I really appreciate the consideration and conversation here about anonymity and pseudonyms. When the topic was broached on SOS last week, my first reaction was that it didn’t matter and we should deal with the message, not the messenger.
But in my gut I never cared for anonymous sources. I had a friend in college who wrote the school president regarding an issue that had rocked the student body. He wrote anonymously. He was worried about repercussions. I told him he should sign it if he wanted to be taken seriously. Deep down I knew he should stand up and be a man about it.
I knew my dad would never write anonymously. If it was worth saying, it was worth signing. If it was worth saying it was worth suffering for. Even Shakespeare knew a coward dies a thousand deaths while the valiant taste of death but once. Those were the good old days before the internet and my conviction regarding anonymity has waned. This has, I guess, been a tough week for SOS and Sanityville, but a good week - I think - overall.
I agree that there are considerations on what exactly is appropriate to say in an internet era when there is so much apparent anonymity. It’s an era when anonymous accusations are going to be leveled against good men, an era when we know that what we say is going to be taken out of context, on purpose, by people who care not a whit for the truth and just want to take a good man down. My good friend Toby Jennings was run out of GCU because of his statements on Black Lives Matter. His wording could have been better, but in context what he was NOT saying was obvious. But evil has always hated good, that’s what makes it evil. And yet…

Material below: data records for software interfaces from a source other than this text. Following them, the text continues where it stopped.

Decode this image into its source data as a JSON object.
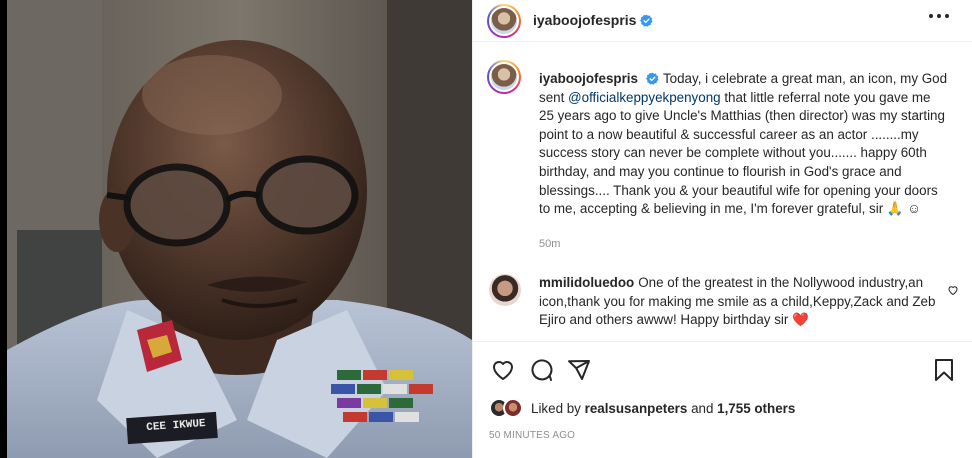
{
  "header": {
    "username": "iyaboojofespris"
  },
  "caption": {
    "username": "iyaboojofespris",
    "text_before_mention": "Today, i celebrate a great man, an icon, my God sent ",
    "mention": "@officialkeppyekpenyong",
    "text_after_mention": " that little referral note you gave me 25 years ago to give Uncle's Matthias (then director) was my starting point to a now beautiful & successful career as an actor ........my success story can never be complete without you....... happy 60th birthday, and may you continue to flourish in God's grace and blessings.... Thank you & your beautiful wife for opening your doors to me, accepting & believing in me, I'm forever grateful, sir 🙏 ☺",
    "time": "50m"
  },
  "comment": {
    "username": "mmilidoluedoo",
    "text": "One of the greatest in the Nollywood industry,an icon,thank you for making me smile as a child,Keppy,Zack and Zeb Ejiro and others awww! Happy birthday sir ❤️"
  },
  "photo": {
    "name_tag": "CEE IKWUE"
  },
  "likes": {
    "prefix": "Liked by",
    "user": "realsusanpeters",
    "middle": "and",
    "count": "1,755 others"
  },
  "posted_time": "50 MINUTES AGO",
  "icons": {
    "verified": "verified-badge-icon",
    "more": "more-options-icon",
    "like": "heart-icon",
    "comment": "comment-icon",
    "share": "share-icon",
    "save": "bookmark-icon"
  },
  "colors": {
    "verified": "#3897f0",
    "mention": "#00376b",
    "muted": "#8e8e8e",
    "text": "#262626"
  }
}
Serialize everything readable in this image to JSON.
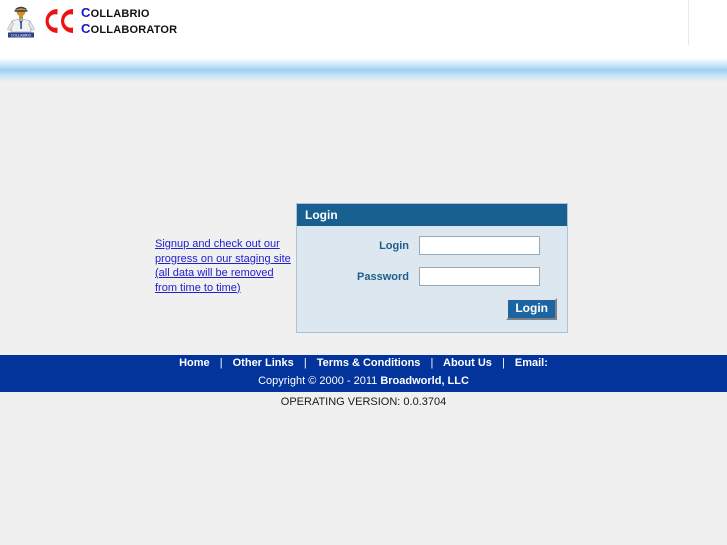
{
  "header": {
    "mascot_icon": "person-mascot-icon",
    "rings_icon": "interlocking-cc-rings-icon",
    "brand_line1_cap": "C",
    "brand_line1_rest": "OLLABRIO",
    "brand_line2_cap": "C",
    "brand_line2_rest": "OLLABORATOR"
  },
  "main": {
    "signup_link": "Signup and check out our progress on our staging site (all data will be removed from time to time)",
    "login_panel": {
      "title": "Login",
      "login_label": "Login",
      "login_value": "",
      "login_placeholder": "",
      "password_label": "Password",
      "password_value": "",
      "password_placeholder": "",
      "submit_label": "Login"
    }
  },
  "footer": {
    "links": [
      {
        "label": "Home"
      },
      {
        "label": "Other Links"
      },
      {
        "label": "Terms & Conditions"
      },
      {
        "label": "About Us"
      },
      {
        "label": "Email:"
      }
    ],
    "separator": "|",
    "copyright_prefix": "Copyright © 2000 - 2011 ",
    "copyright_company": "Broadworld, LLC",
    "version": "OPERATING VERSION: 0.0.3704"
  },
  "colors": {
    "page_background": "#f0f0f0",
    "band_blue": "#9fd0f2",
    "panel_header": "#17608f",
    "panel_body": "#dce7f0",
    "footer_blue": "#03349c",
    "link_blue": "#2222cc",
    "logo_red": "#ee1111",
    "logo_blue": "#1516c8"
  }
}
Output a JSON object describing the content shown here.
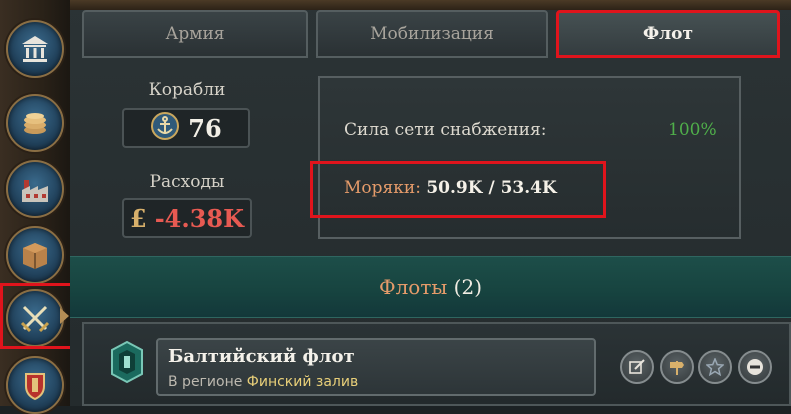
{
  "sidebar": {
    "items": [
      {
        "icon": "government-building-icon"
      },
      {
        "icon": "coins-icon"
      },
      {
        "icon": "factory-icon"
      },
      {
        "icon": "crate-icon"
      },
      {
        "icon": "crossed-swords-icon"
      },
      {
        "icon": "shield-crest-icon"
      }
    ],
    "active_index": 4
  },
  "tabs": [
    {
      "label": "Армия"
    },
    {
      "label": "Мобилизация"
    },
    {
      "label": "Флот"
    }
  ],
  "active_tab": "Флот",
  "stats": {
    "ships": {
      "label": "Корабли",
      "value": "76",
      "icon": "anchor-icon"
    },
    "expenses": {
      "label": "Расходы",
      "value": "-4.38K",
      "currency_symbol": "£"
    }
  },
  "supply": {
    "label": "Сила сети снабжения:",
    "value": "100%"
  },
  "sailors": {
    "label": "Моряки:",
    "value": "50.9K / 53.4K"
  },
  "fleets": {
    "title": "Флоты",
    "count": "(2)",
    "items": [
      {
        "name": "Балтийский флот",
        "region_prefix": "В регионе",
        "region": "Финский залив"
      }
    ]
  },
  "colors": {
    "accent_orange": "#e59b6a",
    "positive_green": "#4fae4a",
    "negative_red": "#e75a52",
    "highlight_red": "#e0141c"
  }
}
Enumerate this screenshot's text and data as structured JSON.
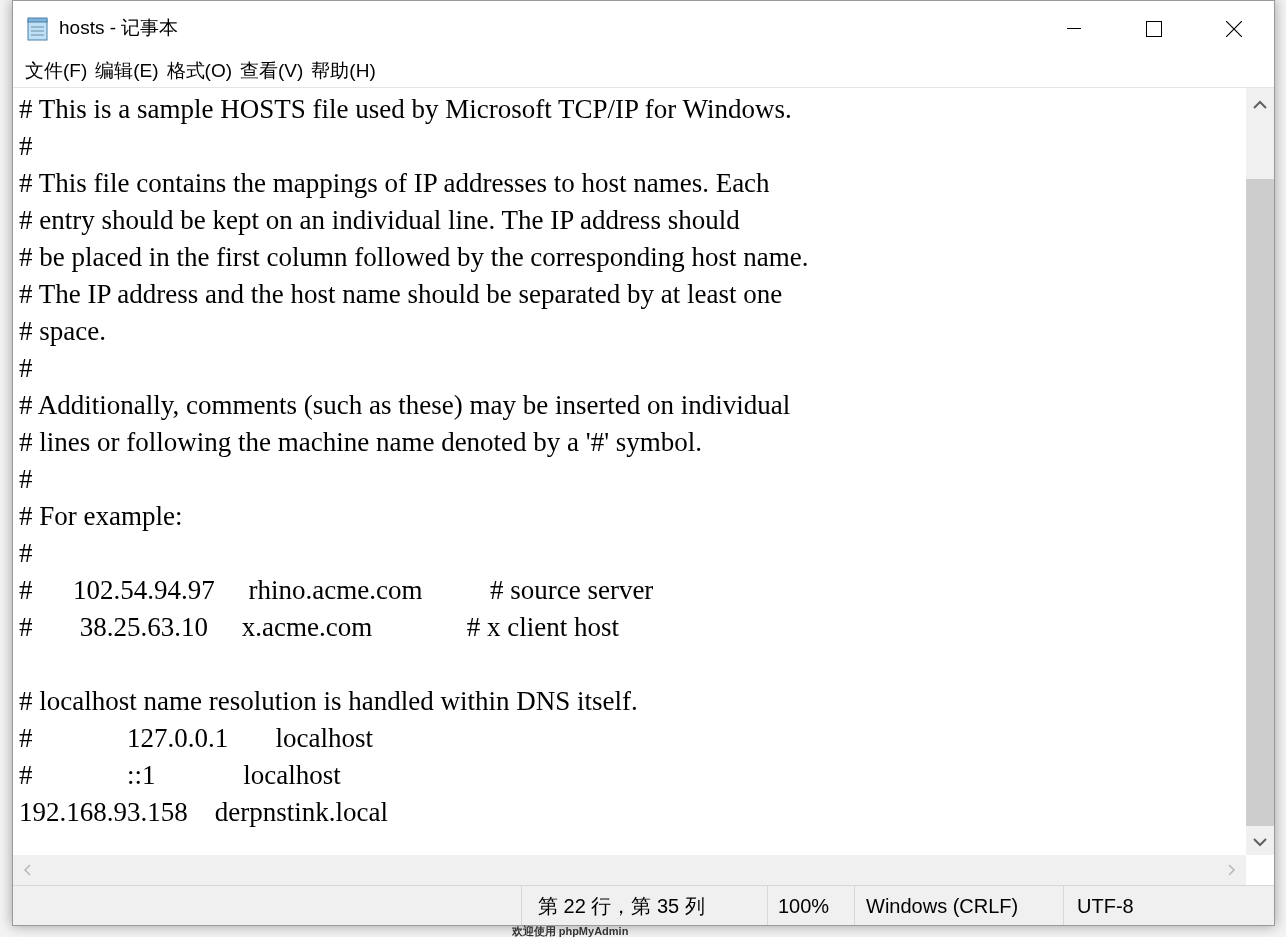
{
  "window": {
    "title": "hosts - 记事本"
  },
  "menu": [
    {
      "label": "文件(F)"
    },
    {
      "label": "编辑(E)"
    },
    {
      "label": "格式(O)"
    },
    {
      "label": "查看(V)"
    },
    {
      "label": "帮助(H)"
    }
  ],
  "editor": {
    "lines": [
      {
        "kind": "text",
        "text": "# This is a sample HOSTS file used by Microsoft TCP/IP for Windows."
      },
      {
        "kind": "text",
        "text": "#"
      },
      {
        "kind": "text",
        "text": "# This file contains the mappings of IP addresses to host names. Each"
      },
      {
        "kind": "text",
        "text": "# entry should be kept on an individual line. The IP address should"
      },
      {
        "kind": "text",
        "text": "# be placed in the first column followed by the corresponding host name."
      },
      {
        "kind": "text",
        "text": "# The IP address and the host name should be separated by at least one"
      },
      {
        "kind": "text",
        "text": "# space."
      },
      {
        "kind": "text",
        "text": "#"
      },
      {
        "kind": "text",
        "text": "# Additionally, comments (such as these) may be inserted on individual"
      },
      {
        "kind": "text",
        "text": "# lines or following the machine name denoted by a '#' symbol."
      },
      {
        "kind": "text",
        "text": "#"
      },
      {
        "kind": "text",
        "text": "# For example:"
      },
      {
        "kind": "text",
        "text": "#"
      },
      {
        "kind": "text",
        "text": "#      102.54.94.97     rhino.acme.com          # source server"
      },
      {
        "kind": "text",
        "text": "#       38.25.63.10     x.acme.com              # x client host"
      },
      {
        "kind": "blank"
      },
      {
        "kind": "text",
        "text": "# localhost name resolution is handled within DNS itself."
      },
      {
        "kind": "text",
        "text": "#              127.0.0.1       localhost"
      },
      {
        "kind": "text",
        "text": "#              ::1             localhost"
      },
      {
        "kind": "text",
        "text": "192.168.93.158    derpnstink.local"
      }
    ]
  },
  "status_bar": {
    "position": "第 22 行，第 35 列",
    "zoom": "100%",
    "line_ending": "Windows (CRLF)",
    "encoding": "UTF-8"
  },
  "background": {
    "caption": "欢迎使用 phpMyAdmin"
  }
}
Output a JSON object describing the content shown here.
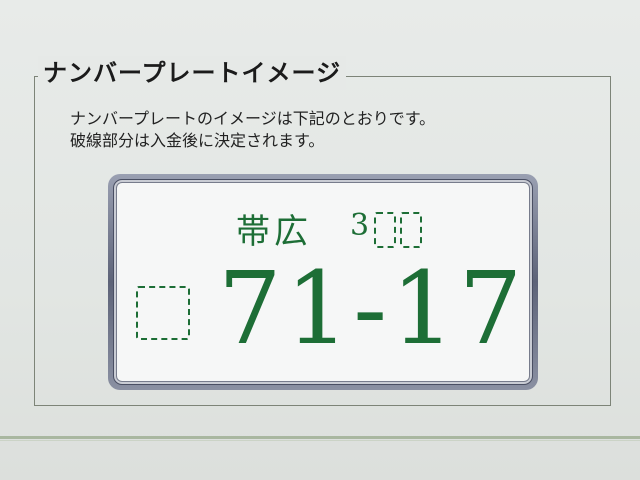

And yet, as a song once said , “like the Three-In-One, know you must become what you want to say.” In my gut I care little about the message if I don’t know the source to be a good man (a principle that makes me leery of the song I just quoted). Christ did not maintain anonymity. He did not take shots at the Pharisees and the Saducees by penning anonymous letters to the Jerusalem Post. He stood up like a man with his shoulders back and said what he had to say.
For me, I’ve rarely sought anonymity but I’ve often held my words back in cowardly fear of repercussions, meanwhile watching others do the same thing and make a mess as they do so. I’m sure a lot of otherwise good men held their words back in the Jim Crow south. I’m sure it happened in early 30s Germany. I’m sure the list here is long. I wonder how many silent disagree-ers there were when Aaron molded the golden calf.
Anyway, I’ve appreciated the conversation. I’ve benefited from it. I’ve appreciated @jacob.mentzel and the the other men who have spoken the way they have, for exercising a courage that’s rarely seen among men in our society. Thanks guys, for following Christ and becoming your message. Reminds me of that poem, ‘Windows’ (I think) by George Herbert.